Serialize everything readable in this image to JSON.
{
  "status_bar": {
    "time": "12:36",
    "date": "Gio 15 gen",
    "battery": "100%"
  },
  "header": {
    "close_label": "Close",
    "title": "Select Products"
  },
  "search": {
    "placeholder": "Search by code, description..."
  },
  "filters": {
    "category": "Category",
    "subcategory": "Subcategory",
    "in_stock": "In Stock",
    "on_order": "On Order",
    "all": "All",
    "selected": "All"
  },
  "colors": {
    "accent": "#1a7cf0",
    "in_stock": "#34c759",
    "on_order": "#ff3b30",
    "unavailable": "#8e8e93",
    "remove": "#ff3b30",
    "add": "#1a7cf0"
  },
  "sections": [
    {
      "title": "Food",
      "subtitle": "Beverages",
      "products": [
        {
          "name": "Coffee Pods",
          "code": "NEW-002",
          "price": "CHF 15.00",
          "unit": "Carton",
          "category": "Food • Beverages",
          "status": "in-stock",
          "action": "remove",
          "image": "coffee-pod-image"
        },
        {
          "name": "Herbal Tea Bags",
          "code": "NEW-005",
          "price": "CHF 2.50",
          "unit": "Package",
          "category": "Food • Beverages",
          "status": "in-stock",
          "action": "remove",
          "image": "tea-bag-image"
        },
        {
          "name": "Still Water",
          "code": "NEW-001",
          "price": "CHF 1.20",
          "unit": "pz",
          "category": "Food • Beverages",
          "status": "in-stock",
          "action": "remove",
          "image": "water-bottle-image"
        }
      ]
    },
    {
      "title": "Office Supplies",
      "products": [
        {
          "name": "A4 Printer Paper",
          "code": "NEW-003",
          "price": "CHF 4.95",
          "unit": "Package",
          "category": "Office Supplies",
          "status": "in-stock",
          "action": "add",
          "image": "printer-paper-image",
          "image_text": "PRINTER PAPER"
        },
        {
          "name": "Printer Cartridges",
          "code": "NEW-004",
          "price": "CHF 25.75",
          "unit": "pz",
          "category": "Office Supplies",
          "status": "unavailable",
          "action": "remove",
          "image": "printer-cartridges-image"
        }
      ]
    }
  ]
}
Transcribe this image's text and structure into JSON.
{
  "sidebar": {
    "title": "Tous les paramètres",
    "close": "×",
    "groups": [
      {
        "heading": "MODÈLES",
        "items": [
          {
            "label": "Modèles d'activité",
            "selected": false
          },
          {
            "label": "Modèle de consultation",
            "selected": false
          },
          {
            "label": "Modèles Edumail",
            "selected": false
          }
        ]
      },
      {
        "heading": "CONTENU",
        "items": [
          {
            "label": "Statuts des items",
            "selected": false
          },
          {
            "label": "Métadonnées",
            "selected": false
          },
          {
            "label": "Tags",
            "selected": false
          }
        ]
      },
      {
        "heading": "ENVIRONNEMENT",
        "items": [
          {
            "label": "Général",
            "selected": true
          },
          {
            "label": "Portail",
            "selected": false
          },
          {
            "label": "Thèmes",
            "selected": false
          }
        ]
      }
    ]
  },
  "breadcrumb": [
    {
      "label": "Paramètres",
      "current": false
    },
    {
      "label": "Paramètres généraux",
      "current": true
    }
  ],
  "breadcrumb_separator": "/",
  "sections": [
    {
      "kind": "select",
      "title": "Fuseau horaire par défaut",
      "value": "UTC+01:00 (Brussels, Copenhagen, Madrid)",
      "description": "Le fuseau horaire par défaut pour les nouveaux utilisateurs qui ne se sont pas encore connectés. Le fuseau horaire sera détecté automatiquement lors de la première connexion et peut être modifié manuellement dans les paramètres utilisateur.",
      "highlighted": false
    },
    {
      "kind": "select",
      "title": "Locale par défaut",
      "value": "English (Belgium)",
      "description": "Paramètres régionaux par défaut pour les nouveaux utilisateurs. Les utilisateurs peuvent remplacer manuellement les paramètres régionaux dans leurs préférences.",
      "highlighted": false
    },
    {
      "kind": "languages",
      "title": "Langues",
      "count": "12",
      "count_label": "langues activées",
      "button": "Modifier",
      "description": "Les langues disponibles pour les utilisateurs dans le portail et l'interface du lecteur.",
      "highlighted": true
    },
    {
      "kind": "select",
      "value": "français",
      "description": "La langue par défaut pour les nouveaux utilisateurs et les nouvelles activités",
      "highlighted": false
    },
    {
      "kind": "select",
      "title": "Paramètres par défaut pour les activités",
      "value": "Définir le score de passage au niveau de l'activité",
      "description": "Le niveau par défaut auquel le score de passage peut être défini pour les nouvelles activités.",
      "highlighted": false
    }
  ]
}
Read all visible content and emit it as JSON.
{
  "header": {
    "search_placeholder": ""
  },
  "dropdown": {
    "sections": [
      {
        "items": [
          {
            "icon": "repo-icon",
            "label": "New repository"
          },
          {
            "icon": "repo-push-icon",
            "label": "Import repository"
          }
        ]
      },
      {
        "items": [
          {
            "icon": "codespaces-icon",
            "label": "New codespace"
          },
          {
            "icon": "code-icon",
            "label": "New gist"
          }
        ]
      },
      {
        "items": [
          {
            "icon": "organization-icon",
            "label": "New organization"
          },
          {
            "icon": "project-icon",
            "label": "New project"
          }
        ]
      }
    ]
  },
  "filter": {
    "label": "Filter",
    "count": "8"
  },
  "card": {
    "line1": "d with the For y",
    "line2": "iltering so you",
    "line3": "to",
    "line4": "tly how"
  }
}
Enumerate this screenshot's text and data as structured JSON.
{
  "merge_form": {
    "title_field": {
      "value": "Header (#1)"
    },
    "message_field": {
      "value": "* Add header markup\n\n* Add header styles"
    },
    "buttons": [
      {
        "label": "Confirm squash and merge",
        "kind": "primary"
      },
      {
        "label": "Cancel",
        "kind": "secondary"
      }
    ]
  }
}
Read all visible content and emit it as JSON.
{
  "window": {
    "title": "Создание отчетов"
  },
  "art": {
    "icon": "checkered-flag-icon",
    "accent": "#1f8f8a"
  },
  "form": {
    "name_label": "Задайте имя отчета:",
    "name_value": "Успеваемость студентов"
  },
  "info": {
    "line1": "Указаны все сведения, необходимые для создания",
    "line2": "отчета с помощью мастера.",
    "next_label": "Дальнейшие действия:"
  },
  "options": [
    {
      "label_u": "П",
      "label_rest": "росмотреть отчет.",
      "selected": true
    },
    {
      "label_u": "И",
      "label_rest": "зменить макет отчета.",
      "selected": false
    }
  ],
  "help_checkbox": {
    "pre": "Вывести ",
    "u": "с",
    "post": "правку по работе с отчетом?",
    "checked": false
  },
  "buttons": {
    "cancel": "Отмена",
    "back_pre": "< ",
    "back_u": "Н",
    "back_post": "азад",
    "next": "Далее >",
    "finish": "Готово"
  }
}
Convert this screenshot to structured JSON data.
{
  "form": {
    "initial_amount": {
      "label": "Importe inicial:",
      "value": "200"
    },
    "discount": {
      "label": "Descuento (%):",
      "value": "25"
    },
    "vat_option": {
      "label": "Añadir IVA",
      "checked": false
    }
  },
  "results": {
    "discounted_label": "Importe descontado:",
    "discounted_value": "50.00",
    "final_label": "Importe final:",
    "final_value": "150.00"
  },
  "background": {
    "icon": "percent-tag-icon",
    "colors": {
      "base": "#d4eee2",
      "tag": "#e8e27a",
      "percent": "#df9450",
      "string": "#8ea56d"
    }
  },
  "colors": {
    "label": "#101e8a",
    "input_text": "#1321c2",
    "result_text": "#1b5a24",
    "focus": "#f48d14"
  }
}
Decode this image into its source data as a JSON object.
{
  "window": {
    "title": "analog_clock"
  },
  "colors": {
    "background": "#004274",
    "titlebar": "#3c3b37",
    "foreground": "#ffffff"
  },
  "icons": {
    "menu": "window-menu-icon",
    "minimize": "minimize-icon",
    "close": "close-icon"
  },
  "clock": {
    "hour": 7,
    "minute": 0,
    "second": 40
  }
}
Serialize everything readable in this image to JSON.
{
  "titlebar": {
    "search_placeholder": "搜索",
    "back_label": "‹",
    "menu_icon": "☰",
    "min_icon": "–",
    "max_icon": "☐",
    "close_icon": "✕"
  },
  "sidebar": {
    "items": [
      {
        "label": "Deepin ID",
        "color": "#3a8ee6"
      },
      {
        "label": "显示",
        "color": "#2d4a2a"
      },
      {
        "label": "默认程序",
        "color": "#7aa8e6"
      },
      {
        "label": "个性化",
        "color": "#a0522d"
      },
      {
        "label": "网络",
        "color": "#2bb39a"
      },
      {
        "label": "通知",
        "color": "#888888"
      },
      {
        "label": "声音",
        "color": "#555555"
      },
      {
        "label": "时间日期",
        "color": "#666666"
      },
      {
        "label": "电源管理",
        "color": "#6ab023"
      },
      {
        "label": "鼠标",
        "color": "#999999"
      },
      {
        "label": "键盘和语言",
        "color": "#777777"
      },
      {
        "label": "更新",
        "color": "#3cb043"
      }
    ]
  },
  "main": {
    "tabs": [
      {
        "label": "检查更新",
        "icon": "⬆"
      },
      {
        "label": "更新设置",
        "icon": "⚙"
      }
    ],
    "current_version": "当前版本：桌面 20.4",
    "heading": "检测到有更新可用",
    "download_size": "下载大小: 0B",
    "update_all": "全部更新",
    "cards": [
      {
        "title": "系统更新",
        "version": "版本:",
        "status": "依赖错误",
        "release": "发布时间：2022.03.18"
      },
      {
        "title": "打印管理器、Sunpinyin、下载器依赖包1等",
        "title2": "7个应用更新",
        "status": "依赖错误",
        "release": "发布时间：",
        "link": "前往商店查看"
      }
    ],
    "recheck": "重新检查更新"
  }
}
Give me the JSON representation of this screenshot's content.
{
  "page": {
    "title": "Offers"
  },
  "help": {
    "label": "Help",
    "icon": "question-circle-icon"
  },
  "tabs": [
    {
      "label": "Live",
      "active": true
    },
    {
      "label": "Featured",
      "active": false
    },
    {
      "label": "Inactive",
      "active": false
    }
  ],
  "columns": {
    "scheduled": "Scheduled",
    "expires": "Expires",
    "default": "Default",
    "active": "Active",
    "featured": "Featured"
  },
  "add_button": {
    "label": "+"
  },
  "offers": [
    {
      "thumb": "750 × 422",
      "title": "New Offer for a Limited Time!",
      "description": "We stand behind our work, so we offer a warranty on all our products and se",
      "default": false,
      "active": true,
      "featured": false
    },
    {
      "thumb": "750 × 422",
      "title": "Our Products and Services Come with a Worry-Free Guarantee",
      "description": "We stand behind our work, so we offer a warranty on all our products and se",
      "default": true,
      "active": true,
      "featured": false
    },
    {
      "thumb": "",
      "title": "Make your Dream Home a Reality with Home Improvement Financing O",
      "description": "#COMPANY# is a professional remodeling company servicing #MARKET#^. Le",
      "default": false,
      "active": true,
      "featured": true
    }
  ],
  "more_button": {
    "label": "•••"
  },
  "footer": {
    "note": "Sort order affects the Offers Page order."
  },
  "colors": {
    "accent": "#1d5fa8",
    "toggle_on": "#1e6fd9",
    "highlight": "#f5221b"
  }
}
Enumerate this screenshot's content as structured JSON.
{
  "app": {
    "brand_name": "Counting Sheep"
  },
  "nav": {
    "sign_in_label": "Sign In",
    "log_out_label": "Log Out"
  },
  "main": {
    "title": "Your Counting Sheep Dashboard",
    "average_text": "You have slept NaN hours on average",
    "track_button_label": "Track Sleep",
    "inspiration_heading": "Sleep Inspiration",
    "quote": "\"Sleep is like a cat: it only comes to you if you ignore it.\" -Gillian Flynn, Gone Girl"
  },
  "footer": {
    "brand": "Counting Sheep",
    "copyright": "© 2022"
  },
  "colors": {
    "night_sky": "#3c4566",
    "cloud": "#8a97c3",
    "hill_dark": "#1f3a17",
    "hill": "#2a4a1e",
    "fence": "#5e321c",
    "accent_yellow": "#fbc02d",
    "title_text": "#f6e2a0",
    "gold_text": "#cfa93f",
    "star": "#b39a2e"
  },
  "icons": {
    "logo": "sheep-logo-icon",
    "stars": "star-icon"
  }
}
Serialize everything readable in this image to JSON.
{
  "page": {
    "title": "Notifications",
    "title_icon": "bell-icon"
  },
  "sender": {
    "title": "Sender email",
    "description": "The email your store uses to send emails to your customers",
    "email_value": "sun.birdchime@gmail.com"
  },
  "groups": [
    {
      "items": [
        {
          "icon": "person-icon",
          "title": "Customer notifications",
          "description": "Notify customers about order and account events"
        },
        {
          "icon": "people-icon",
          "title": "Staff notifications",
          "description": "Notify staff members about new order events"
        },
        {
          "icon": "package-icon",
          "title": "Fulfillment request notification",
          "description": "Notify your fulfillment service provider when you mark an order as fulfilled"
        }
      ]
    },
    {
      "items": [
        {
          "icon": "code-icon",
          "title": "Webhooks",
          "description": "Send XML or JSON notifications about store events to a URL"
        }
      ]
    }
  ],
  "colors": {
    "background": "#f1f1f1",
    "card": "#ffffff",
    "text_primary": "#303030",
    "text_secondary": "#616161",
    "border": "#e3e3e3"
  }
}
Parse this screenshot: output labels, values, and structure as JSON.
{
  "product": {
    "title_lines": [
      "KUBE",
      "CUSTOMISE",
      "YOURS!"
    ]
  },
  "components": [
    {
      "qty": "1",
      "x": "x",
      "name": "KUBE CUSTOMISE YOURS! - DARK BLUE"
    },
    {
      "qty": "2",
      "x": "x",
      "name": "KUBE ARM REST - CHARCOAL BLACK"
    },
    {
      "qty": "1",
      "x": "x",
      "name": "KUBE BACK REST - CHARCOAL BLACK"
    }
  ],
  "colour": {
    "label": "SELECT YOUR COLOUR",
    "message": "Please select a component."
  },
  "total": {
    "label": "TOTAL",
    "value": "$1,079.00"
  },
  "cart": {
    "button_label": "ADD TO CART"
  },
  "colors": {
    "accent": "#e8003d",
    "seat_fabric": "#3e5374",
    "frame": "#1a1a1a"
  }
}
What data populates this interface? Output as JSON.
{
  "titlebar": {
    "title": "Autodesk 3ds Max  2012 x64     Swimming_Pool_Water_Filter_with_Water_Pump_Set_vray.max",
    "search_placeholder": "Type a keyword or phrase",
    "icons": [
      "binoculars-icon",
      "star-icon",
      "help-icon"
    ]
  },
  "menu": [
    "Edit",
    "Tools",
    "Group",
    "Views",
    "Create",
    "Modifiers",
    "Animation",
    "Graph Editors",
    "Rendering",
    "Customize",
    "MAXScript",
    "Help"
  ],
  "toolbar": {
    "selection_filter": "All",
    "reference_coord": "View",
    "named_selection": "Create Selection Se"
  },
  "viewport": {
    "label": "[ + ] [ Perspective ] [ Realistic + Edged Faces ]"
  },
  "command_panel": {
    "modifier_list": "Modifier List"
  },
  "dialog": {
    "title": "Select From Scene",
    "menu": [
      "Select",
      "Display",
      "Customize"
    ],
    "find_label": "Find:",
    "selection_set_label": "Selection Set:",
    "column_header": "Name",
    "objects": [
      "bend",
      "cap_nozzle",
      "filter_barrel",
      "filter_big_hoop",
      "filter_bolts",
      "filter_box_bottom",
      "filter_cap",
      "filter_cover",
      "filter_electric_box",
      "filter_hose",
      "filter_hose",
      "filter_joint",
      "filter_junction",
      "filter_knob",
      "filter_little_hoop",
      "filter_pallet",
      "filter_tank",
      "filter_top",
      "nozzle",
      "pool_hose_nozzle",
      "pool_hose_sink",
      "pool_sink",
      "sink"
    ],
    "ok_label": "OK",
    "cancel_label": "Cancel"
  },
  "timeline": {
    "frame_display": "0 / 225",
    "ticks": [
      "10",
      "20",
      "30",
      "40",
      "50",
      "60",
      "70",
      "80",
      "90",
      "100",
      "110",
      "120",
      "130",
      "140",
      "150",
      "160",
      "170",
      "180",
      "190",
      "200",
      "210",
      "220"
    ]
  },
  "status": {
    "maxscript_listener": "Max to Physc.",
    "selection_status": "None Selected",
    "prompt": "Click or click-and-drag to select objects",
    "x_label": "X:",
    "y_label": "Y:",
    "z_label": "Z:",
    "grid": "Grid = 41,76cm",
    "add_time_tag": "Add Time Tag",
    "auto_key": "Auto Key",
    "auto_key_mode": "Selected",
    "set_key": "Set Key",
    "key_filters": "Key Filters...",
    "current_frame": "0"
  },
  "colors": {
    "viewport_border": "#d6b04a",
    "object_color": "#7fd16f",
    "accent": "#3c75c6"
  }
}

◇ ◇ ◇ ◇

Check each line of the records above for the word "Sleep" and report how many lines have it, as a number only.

* **EXERCISE OUTPUT**
3